Cartoonists earn a reputation, perhaps unfairly, for being provocative, when in fact they are only trying to be honest and frank. The difficult subjects – Israel, the Diaspora – are rich veins for humour, precisely because they set off so many alarm-bells. With this cartoon I’ve tried to go for that ineffable feeling that lies beneath the political debate: a pit-of-the-stomach feeling, a sense of unease, a homesickness for Home with a capital “H” – call it Israel – which ought to be safe and just isn’t. This is why my Jewish Everyman winds up in the doctor’s office – because it’s a chronic complaint – like love – which affects him to his core, and not something external with easily drawn borders.
It is these ineffable feelings that, I believe, cartoonists and comedians try to capture.
I recently visited a group of Kindertransport ‘elders’ on behalf of the Association of Jewish Refugees, hardly a group of people short on opinion – and yet each and every one of them threw up their hands when I asked them, just before the UK General Election, which party they would vote for.

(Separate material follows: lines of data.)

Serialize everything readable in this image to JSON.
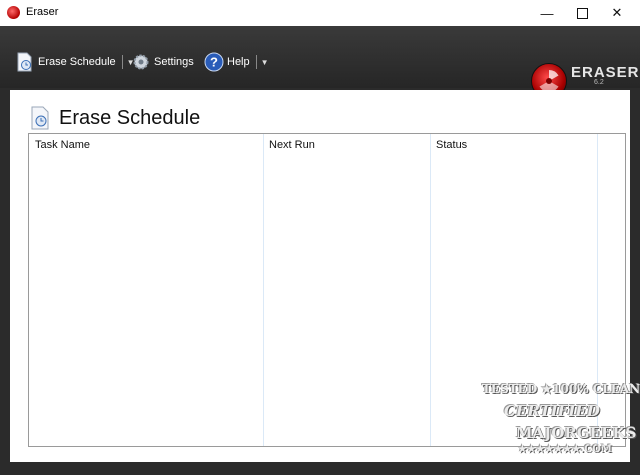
{
  "window": {
    "title": "Eraser"
  },
  "toolbar": {
    "erase_schedule_label": "Erase Schedule",
    "settings_label": "Settings",
    "help_label": "Help"
  },
  "logo": {
    "name": "ERASER",
    "version": "6.2"
  },
  "panel": {
    "title": "Erase Schedule"
  },
  "list": {
    "columns": [
      "Task Name",
      "Next Run",
      "Status"
    ]
  },
  "watermark": {
    "line1": "TESTED ★100% CLEAN",
    "line2": "CERTIFIED",
    "line3": "MAJORGEEKS",
    "line4": "★★★★★★★.COM"
  },
  "colors": {
    "toolbar_bg": "#2b2b2b",
    "logo_red": "#c00000",
    "help_blue": "#2a5cb8"
  }
}
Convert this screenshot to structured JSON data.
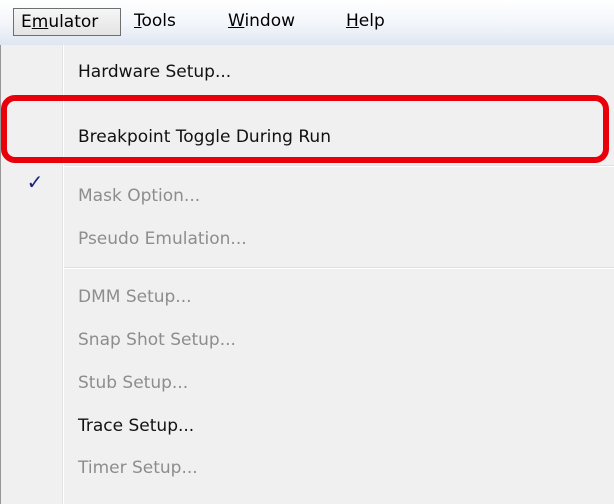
{
  "menubar": {
    "items": [
      {
        "pre": "E",
        "key": "m",
        "post": "ulator",
        "open": true
      },
      {
        "pre": "",
        "key": "T",
        "post": "ools",
        "open": false
      },
      {
        "pre": "",
        "key": "W",
        "post": "indow",
        "open": false
      },
      {
        "pre": "",
        "key": "H",
        "post": "elp",
        "open": false
      }
    ]
  },
  "menu": {
    "items": [
      {
        "label": "Hardware Setup...",
        "enabled": true,
        "checked": false
      },
      {
        "label": "Breakpoint Toggle During Run",
        "enabled": true,
        "checked": true
      },
      {
        "label": "Mask Option...",
        "enabled": false,
        "checked": false
      },
      {
        "label": "Pseudo Emulation...",
        "enabled": false,
        "checked": false
      },
      {
        "label": "DMM Setup...",
        "enabled": false,
        "checked": false
      },
      {
        "label": "Snap Shot Setup...",
        "enabled": false,
        "checked": false
      },
      {
        "label": "Stub Setup...",
        "enabled": false,
        "checked": false
      },
      {
        "label": "Trace Setup...",
        "enabled": true,
        "checked": false
      },
      {
        "label": "Timer Setup...",
        "enabled": false,
        "checked": false
      }
    ],
    "check_glyph": "✓"
  },
  "colors": {
    "highlight_box": "#e8000b",
    "check": "#1a237e",
    "disabled_text": "#8d8d8d"
  }
}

So I drew a cartoon for each of them, expressing how they felt – and they wound up laughing about what had left them speechless.

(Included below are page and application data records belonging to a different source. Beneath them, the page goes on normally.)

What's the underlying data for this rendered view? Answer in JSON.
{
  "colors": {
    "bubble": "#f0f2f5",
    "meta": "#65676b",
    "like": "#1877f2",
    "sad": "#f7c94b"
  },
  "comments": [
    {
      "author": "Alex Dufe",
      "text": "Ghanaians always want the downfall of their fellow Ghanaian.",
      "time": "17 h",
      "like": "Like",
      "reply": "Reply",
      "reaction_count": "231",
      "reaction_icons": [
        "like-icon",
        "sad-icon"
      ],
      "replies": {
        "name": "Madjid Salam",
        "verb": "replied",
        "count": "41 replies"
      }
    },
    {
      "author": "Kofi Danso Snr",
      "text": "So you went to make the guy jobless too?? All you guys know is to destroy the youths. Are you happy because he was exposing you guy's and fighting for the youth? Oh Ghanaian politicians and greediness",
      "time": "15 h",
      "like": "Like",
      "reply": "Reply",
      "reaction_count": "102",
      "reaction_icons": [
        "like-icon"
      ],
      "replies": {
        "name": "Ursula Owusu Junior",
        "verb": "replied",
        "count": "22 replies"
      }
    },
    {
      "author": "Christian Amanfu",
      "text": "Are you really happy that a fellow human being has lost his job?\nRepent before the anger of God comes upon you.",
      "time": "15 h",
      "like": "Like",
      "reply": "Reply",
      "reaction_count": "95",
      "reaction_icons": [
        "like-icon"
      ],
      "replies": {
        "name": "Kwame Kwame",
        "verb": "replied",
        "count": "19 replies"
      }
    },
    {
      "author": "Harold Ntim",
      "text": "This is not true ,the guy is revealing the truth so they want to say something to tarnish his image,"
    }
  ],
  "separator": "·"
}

Original, signed prints of ‘Diasporitis’ are available for £100, with 50% of all sales donated by Marf to Jewish Quarterly. Email firstname.lastname@example.org for more information or to place an order.
Marf is JQ’s very own cartoonist! Formerly the Evening Standard’s political cartoonist for many years, Marf’s cartoons are exhibited at the Victoria & Albert Museum, and the Charles Saatchi Collection.